When assessed by experts, diamonds are always handled with tweezers. Holding a diamond with tweezers takes some getting used to if you’ve never done it before. But once you’ve got the hang of it, this will keep the diamond surface smudge-free.
Try not to be too rough with the tweezers since too much force will cause cracks and fractures. Locking tweezers are a great tool if you’re uncertain about using regular tweezers. They’ll keep the diamond in one position and minimize the risk of losing or damaging the stone.
Keeping the arms close to the body will make your hands more steady. To get an even sharper image, move the loupe around until you’ve found the best placement. Check whether the diamond’s facing upwards when you’ve got a clear view. You should then inspect the stone from several angles to ensure there are no hidden inclusions.
Compare your findings to the details in the diamond’s verification report. If there are inconsistencies, contact a trusted jeweler to get a second opinion.
If you’ve decided to shop through a reputable vendor, you might not even need to perform an independent loupe inspection. Sellers are dedicated to providing buyers with a hassle-free customer experience and add pictures and videos to online diamond listings.
While the images help customers see how the stone’s brilliance performs in daily lighting conditions, the videos have an additional purpose. They’re an opportunity for people to get a close-up view of the diamond from the comfort of their homes.
How the Location of a Pinpoint Within the Diamond Affects the Price
Diamonds receive different clarity ratings based on their inclusions. The extent to which the inclusions are present can significantly reduce diamond prices.
Stones with no detectable inclusions fall into the Flawless (FL) category, while gems with superficial imperfections make up the Internally Flawless (IF) group. The diamonds are rated as Included (I) when there are more prominent visible markings. However, most gems have imperceptible inclusions only detected with a loupe. These stones are divided into three groups: Very, Very Slightly Included (VVSI), Very Slightly Included (VSI), and Slightly Included (SI).
Flawless diamonds are so rare that their high pricing should be no surprise. But no one will be able to differentiate between a flawless gem and its slightly included counterpart. Even jewelers will have to reach for their loupes to tell them apart. They carry the same beauty and shine, but slightly included gems come at a fraction of the price.

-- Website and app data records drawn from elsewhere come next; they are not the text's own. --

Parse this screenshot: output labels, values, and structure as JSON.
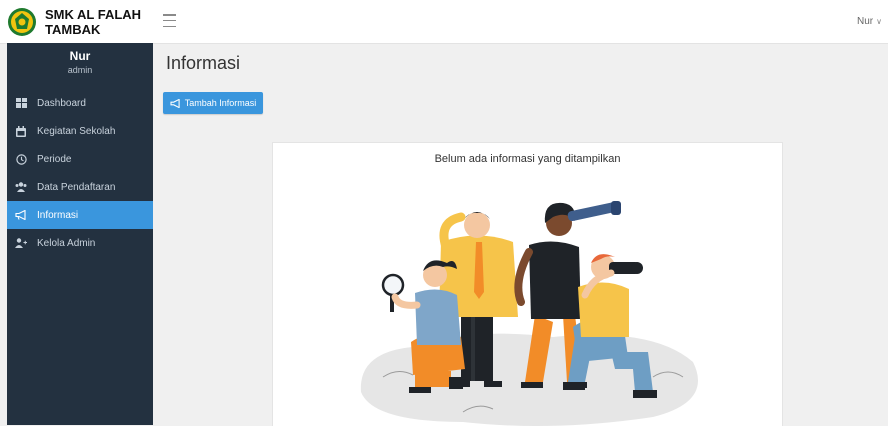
{
  "header": {
    "brand_name": "SMK AL FALAH\nTAMBAK",
    "user_label": "Nur",
    "user_chevron": "∨"
  },
  "sidebar": {
    "profile_name": "Nur",
    "profile_role": "admin",
    "items": [
      {
        "label": "Dashboard",
        "icon": "dashboard-icon"
      },
      {
        "label": "Kegiatan Sekolah",
        "icon": "calendar-icon"
      },
      {
        "label": "Periode",
        "icon": "clock-icon"
      },
      {
        "label": "Data Pendaftaran",
        "icon": "users-icon"
      },
      {
        "label": "Informasi",
        "icon": "megaphone-icon",
        "active": true
      },
      {
        "label": "Kelola Admin",
        "icon": "user-plus-icon"
      }
    ]
  },
  "main": {
    "title": "Informasi",
    "add_button_label": "Tambah Informasi",
    "empty_message": "Belum ada informasi yang ditampilkan"
  },
  "colors": {
    "sidebar_bg": "#233140",
    "accent": "#3a96dd",
    "page_bg": "#f0f0f0"
  }
}
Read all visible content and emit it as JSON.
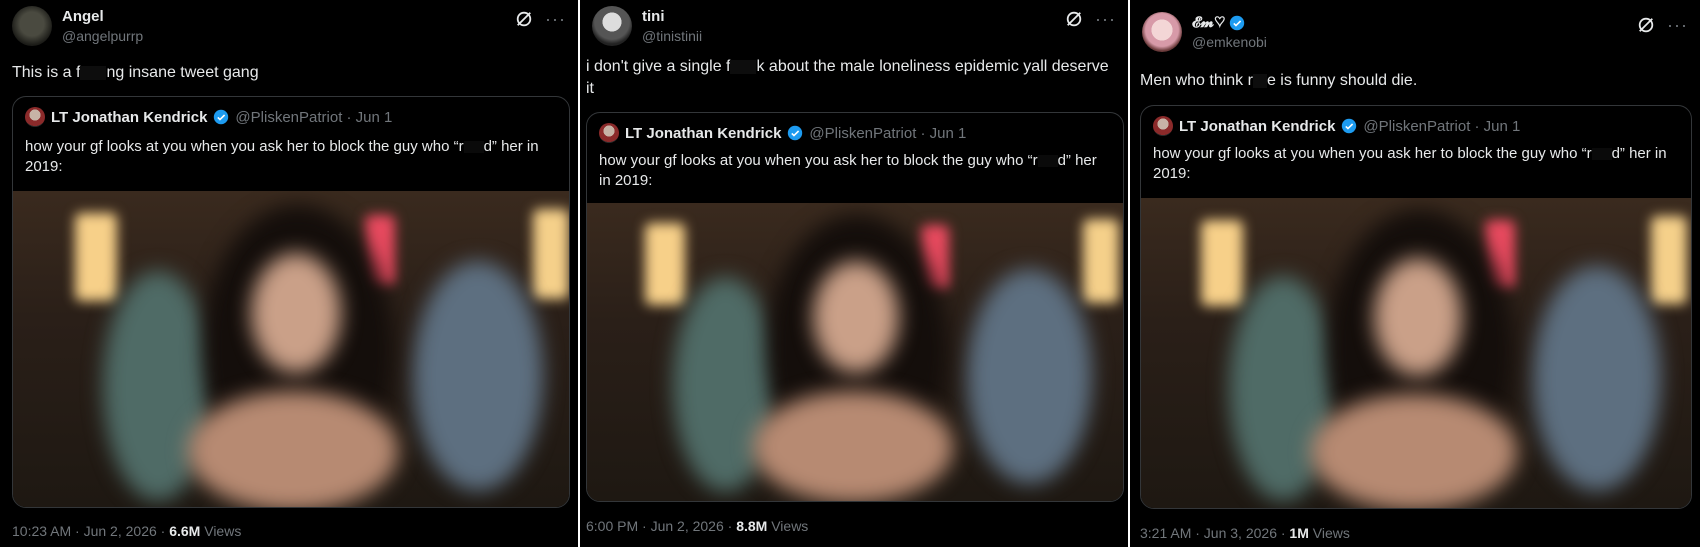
{
  "tweets": [
    {
      "display_name": "Angel",
      "handle": "@angelpurrp",
      "text_before": "This is a f",
      "text_after": "ng insane tweet gang",
      "timestamp": "10:23 AM · Jun 2, 2026 · ",
      "views_count": "6.6M",
      "views_label": " Views",
      "icons": [
        "grok-icon",
        "more-icon"
      ]
    },
    {
      "display_name": "tini",
      "handle": "@tinistinii",
      "text_before": "i don't give a single f",
      "text_after": "k about the male loneliness epidemic yall deserve it",
      "timestamp": "6:00 PM · Jun 2, 2026 · ",
      "views_count": "8.8M",
      "views_label": " Views",
      "icons": [
        "grok-icon",
        "more-icon"
      ]
    },
    {
      "display_name": "𝓔𝓶♡",
      "handle": "@emkenobi",
      "text_before": "Men who think r",
      "text_after": "e is funny should die.",
      "timestamp": "3:21 AM · Jun 3, 2026 · ",
      "views_count": "1M",
      "views_label": " Views",
      "icons": [
        "grok-icon",
        "more-icon"
      ]
    }
  ],
  "quoted": {
    "display_name": "LT Jonathan Kendrick",
    "handle_date": "@PliskenPatriot · Jun 1",
    "text_before": "how your gf looks at you when you ask her to block the guy who “r",
    "text_after": "d” her in 2019:"
  },
  "colors": {
    "background": "#000000",
    "text": "#e7e9ea",
    "muted": "#71767b",
    "border": "#333639",
    "verified": "#1d9bf0"
  }
}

Going for a diamond with tiny inclusions can help customers save up to 25%.
Unless you’re a diamond collector, buying a flawless stone won’t be the soundest investment. Within the slightly included range, you’ll find many dazzling and budget-friendly options.
Keep in mind that even diamonds with identical inclusions can have different price points. This is due to other quality factors like cut, color, and carat weight. When you’re diamond shopping, you should also consider these aspects. The final decision will ultimately depend on your personal preferences.

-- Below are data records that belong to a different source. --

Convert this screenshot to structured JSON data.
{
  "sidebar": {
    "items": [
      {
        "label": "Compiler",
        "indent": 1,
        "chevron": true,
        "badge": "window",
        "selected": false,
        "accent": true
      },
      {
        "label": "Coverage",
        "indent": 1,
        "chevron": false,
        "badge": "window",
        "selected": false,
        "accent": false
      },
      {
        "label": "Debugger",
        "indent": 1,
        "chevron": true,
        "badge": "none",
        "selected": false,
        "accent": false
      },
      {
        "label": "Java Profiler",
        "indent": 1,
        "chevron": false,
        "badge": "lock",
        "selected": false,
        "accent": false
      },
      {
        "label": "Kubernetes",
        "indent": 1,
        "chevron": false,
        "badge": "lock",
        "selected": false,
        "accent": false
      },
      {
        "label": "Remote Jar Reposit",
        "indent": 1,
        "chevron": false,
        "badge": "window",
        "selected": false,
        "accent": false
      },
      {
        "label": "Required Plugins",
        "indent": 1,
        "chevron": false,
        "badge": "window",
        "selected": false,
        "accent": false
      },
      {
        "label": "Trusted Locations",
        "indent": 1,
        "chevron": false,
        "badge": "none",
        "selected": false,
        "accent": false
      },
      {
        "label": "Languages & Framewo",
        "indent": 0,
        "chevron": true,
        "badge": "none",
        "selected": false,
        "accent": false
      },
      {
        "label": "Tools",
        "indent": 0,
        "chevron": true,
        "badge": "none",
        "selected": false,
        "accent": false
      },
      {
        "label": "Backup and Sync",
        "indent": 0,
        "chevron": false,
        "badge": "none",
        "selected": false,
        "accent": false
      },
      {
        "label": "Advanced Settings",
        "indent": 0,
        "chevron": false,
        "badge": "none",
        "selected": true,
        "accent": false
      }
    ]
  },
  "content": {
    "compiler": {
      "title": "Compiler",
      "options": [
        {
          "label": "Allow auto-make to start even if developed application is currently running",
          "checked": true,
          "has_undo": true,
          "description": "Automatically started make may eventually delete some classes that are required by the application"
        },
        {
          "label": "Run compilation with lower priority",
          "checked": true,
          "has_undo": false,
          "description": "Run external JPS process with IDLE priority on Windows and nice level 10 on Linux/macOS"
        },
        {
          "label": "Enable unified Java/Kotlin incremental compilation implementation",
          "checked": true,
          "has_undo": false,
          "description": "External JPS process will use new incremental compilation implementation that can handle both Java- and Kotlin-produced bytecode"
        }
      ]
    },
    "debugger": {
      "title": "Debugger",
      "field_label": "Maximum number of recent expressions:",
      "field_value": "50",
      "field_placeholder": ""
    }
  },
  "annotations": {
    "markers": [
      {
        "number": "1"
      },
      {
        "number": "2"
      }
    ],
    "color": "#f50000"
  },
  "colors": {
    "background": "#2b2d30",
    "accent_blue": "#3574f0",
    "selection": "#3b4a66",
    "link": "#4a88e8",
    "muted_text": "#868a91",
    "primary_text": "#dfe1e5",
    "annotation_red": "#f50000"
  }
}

Skip Included (I) Diamonds
Diamonds labeled as “included” are not eye-clean and have a poorer light reflection. The inclusions change the stone’s inner structure, giving it a less impressive shine. These stones are also less solid and could crumble as time passes. A chipped diamond is a bad investment and is less appealing than sturdier gems. The larger the diamond is, the more obvious its flaws are to the naked eye.
To get a gem whose beauty won’t diminish over time, buyers should look at the reasonably priced and eye-clean VVSI, VSI, and SI diamonds.

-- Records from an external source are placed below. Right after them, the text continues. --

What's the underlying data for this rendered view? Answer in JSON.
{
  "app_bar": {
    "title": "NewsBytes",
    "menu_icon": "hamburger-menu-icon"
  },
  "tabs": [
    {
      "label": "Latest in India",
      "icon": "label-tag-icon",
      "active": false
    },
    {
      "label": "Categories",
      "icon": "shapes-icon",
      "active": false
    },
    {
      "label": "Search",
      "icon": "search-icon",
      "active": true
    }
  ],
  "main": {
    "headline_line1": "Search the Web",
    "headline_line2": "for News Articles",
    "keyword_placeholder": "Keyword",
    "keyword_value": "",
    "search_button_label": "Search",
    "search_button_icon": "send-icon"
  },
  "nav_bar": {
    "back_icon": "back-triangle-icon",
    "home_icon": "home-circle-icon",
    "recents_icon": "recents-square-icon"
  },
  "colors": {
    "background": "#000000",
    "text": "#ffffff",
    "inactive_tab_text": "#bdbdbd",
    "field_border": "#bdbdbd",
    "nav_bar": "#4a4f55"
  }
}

Talk to a Diamond Expert
Diamond inclusions, especially pinpoints, can be challenging to detect when your gem knowledge is limited. However, their size and placement can be instrumental in guiding you towards your dream stone.
To ensure you find the right option with limited inclusions, reach out to an expert. The Estate Diamond Jewelry team will provide further information on stone inclusions and how they affect diamond integrity, ensuring you find the best diamond deal that’s in line with your preferences.